A draconian colonial-era regulation is being used to shut down protests against a controversial new citizenship law in India.
On Thursday, the ban was imposed in parts of the capital, Delhi, Uttar Pradesh state and some areas of Karnataka state, including the city of Bangalore. Thousands of protesters were detained in many cities as they turned up in defiance of police orders.
Section 144, as the provision is called, authorises officials to prohibit, among other things, a gathering of more than four people if they fear a possible violation of law and order. The law gives powers to state governments and the local police. Breaking the law is a criminal offence.
Many believe the law has been misused to try to stifle protests. Constitutional law expert Gautam Bhatia says problems have arisen in reconciling the law with the constitutional guarantee of free speech and the right to freedom of assembly.
The constitution allows for reasonable restrictions to be placed on these rights in the interest of public order. Courts have debated what constitutes a reasonable restriction - and have ruled that freedom of expression can be restricted on grounds of public order only when it involves incitement to imminent violence or disorder.
So the authorities, says Mr Bhatia, must demonstrate a "very clear and proximate risk to public order and a threat to public peace" before they can impose such a restriction.
"For example if you know that a mob is gathering somewhere and there are going to be incendiary speeches directing the mob to burn down buildings then you can preventively restrict that assembly. But you can't simply restrict these rights just on the basis of a possible fear that some people at some point can turn violent. That would defeat the entire purpose of having the right in the first place."
For example, the law was imposed on Thursday in Bangalore, where has been no recent record of people turning to violent protest. So it can argued that the essential condition for imposing the law has not been met. "This is an abuse of power and unreasonable violation of fundamental rights which can and should be challenged in the courts," says Mr Bhatia.
In a paper on ways to deal with mobilised violence, researchers at the Takshashila Institution and Vidhi Centre for Legal Policy Research say the problem with Section 144 is that it is "primarily meant to be applied during emergencies, but this requirement is frequently not met. In reality, it operates as a blanket prohibition which can be applied in an overly broad and discriminatory manner."

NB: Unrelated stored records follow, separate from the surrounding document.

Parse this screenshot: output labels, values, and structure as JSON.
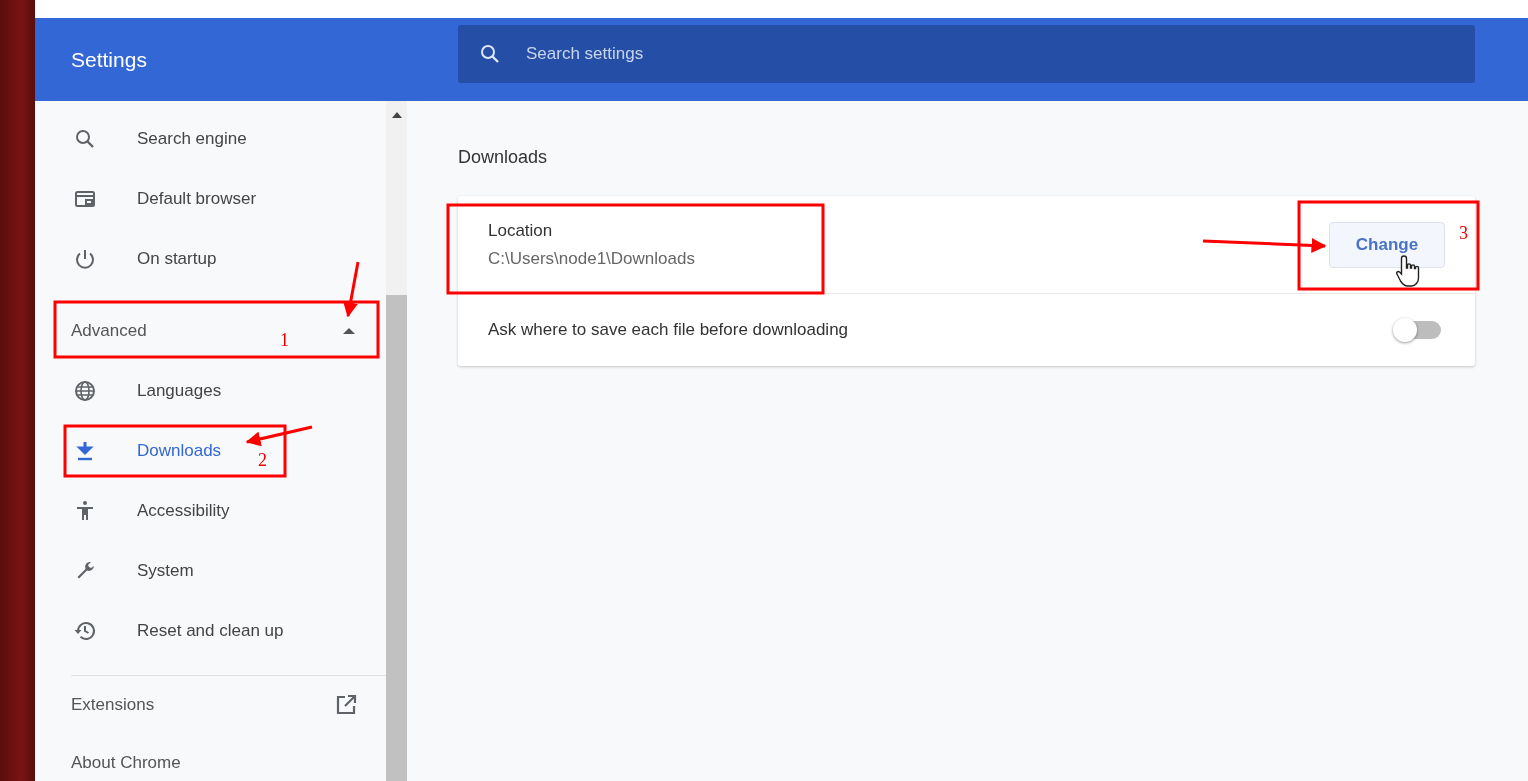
{
  "header": {
    "title": "Settings",
    "search": {
      "placeholder": "Search settings"
    }
  },
  "sidebar": {
    "items": [
      {
        "label": "Search engine",
        "selected": false
      },
      {
        "label": "Default browser",
        "selected": false
      },
      {
        "label": "On startup",
        "selected": false
      }
    ],
    "advanced": {
      "label": "Advanced",
      "expanded": true,
      "items": [
        {
          "label": "Languages",
          "selected": false
        },
        {
          "label": "Downloads",
          "selected": true
        },
        {
          "label": "Accessibility",
          "selected": false
        },
        {
          "label": "System",
          "selected": false
        },
        {
          "label": "Reset and clean up",
          "selected": false
        }
      ]
    },
    "footer": [
      {
        "label": "Extensions"
      },
      {
        "label": "About Chrome"
      }
    ]
  },
  "main": {
    "section_title": "Downloads",
    "location": {
      "label": "Location",
      "path": "C:\\Users\\node1\\Downloads",
      "button": "Change"
    },
    "ask_toggle": {
      "label": "Ask where to save each file before downloading",
      "on": false
    }
  },
  "annotations": [
    {
      "label": "1"
    },
    {
      "label": "2"
    },
    {
      "label": "3"
    }
  ]
}
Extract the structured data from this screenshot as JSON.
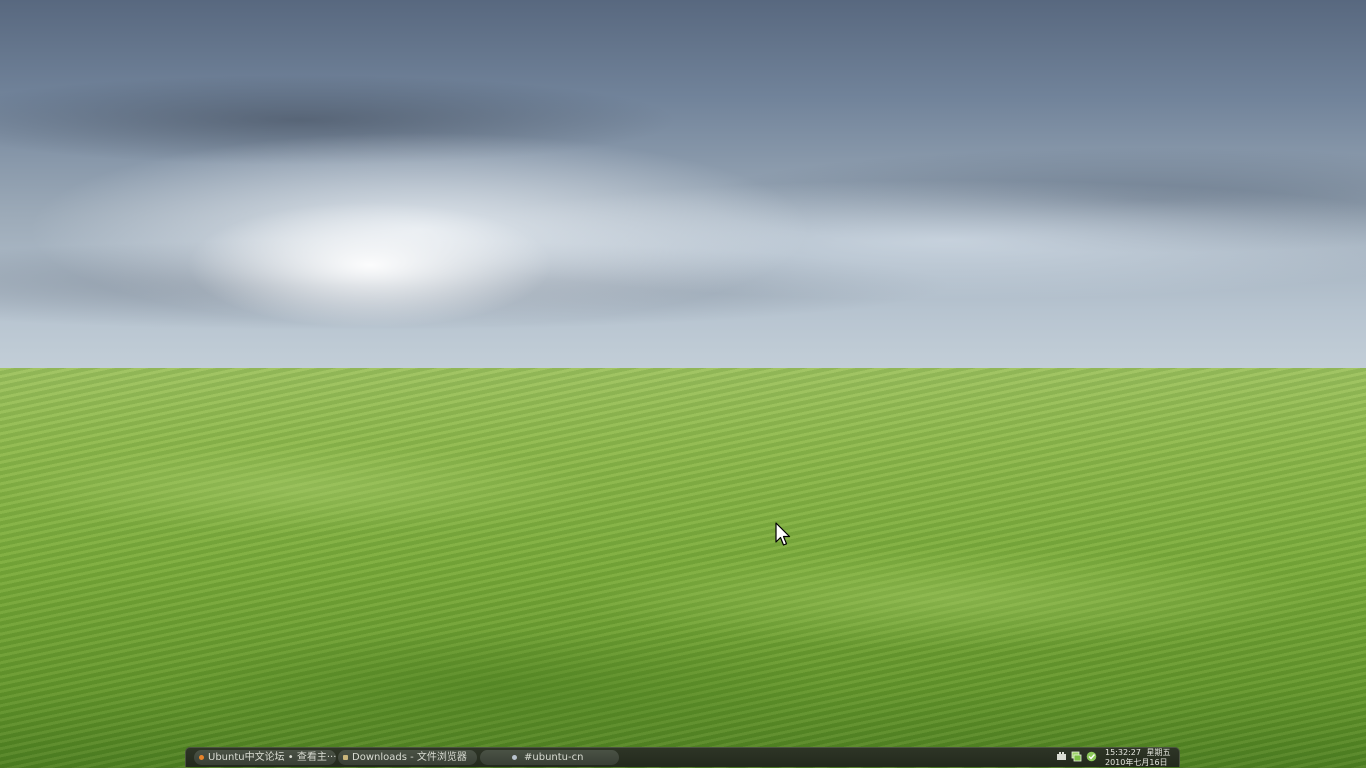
{
  "wallpaper": {
    "description_icon": "wheat-field-wallpaper"
  },
  "taskbar": {
    "tasks": [
      {
        "label": "Ubuntu中文论坛 • 查看主···",
        "icon": "firefox-icon"
      },
      {
        "label": "Downloads - 文件浏览器",
        "icon": "folder-icon"
      },
      {
        "label": "#ubuntu-cn",
        "icon": "irc-chat-icon"
      }
    ],
    "tray_icons": [
      "input-method-icon",
      "network-icon",
      "update-icon"
    ],
    "clock": {
      "time": "15:32:27",
      "weekday": "星期五",
      "date": "2010年七月16日"
    }
  },
  "colors": {
    "panel_bg": "#2a3022",
    "task_bg": "#434a3e",
    "text": "#d9dcd2"
  }
}
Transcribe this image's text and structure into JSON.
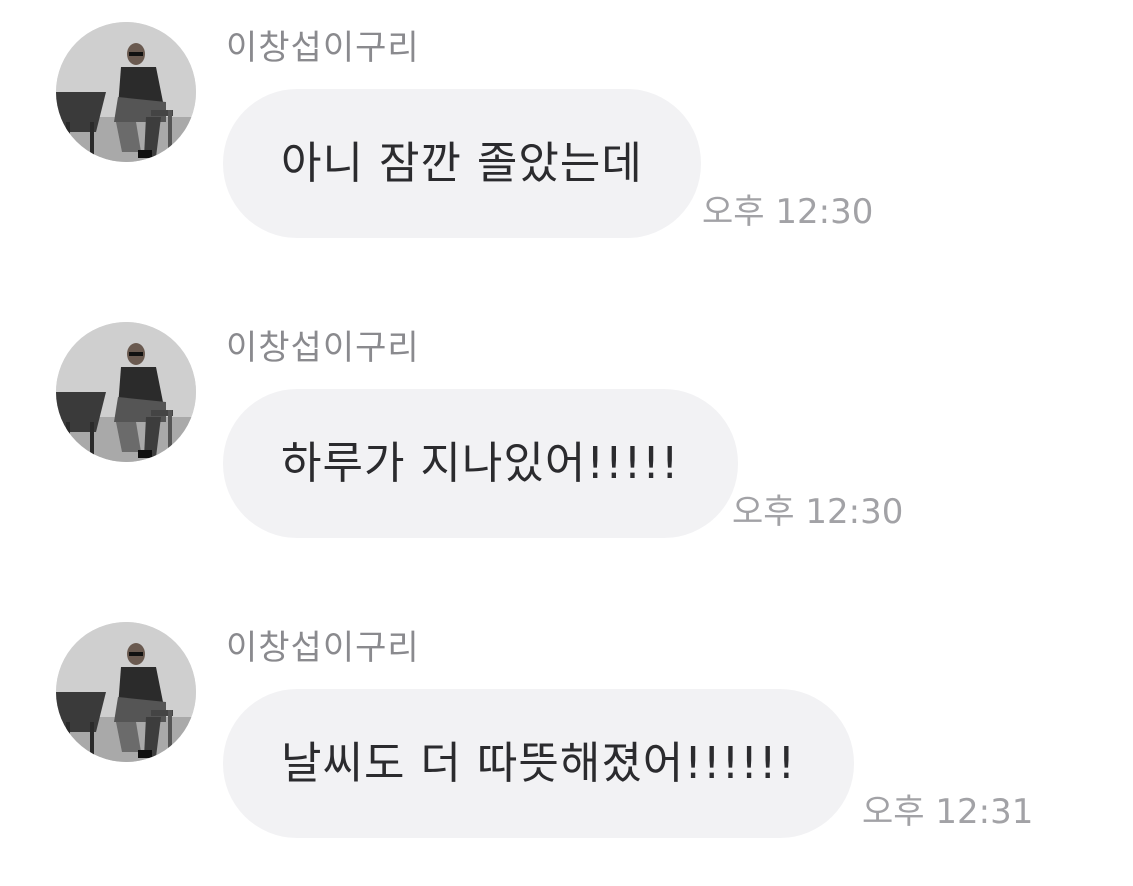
{
  "messages": [
    {
      "sender": "이창섭이구리",
      "text": "아니 잠깐 졸았는데",
      "time": "오후 12:30",
      "avatar_icon": "profile-photo"
    },
    {
      "sender": "이창섭이구리",
      "text": "하루가 지나있어!!!!!",
      "time": "오후 12:30",
      "avatar_icon": "profile-photo"
    },
    {
      "sender": "이창섭이구리",
      "text": "날씨도 더 따뜻해졌어!!!!!!",
      "time": "오후 12:31",
      "avatar_icon": "profile-photo"
    }
  ],
  "colors": {
    "background": "#ffffff",
    "bubble": "#f2f2f4",
    "sender_text": "#8a8a8e",
    "message_text": "#2b2b2e",
    "time_text": "#a2a2a6"
  }
}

Successive governments have used the law to stifle protests. Avinash Kumar of rights group Amnesty International India says "denying permission for peaceful protests shows an apparent disdain for the right to freedom of expression". India, clearly, needs to stop criminalising protest.
Read more from Soutik Biswas:
Follow Soutik on Twitter at @soutikBBC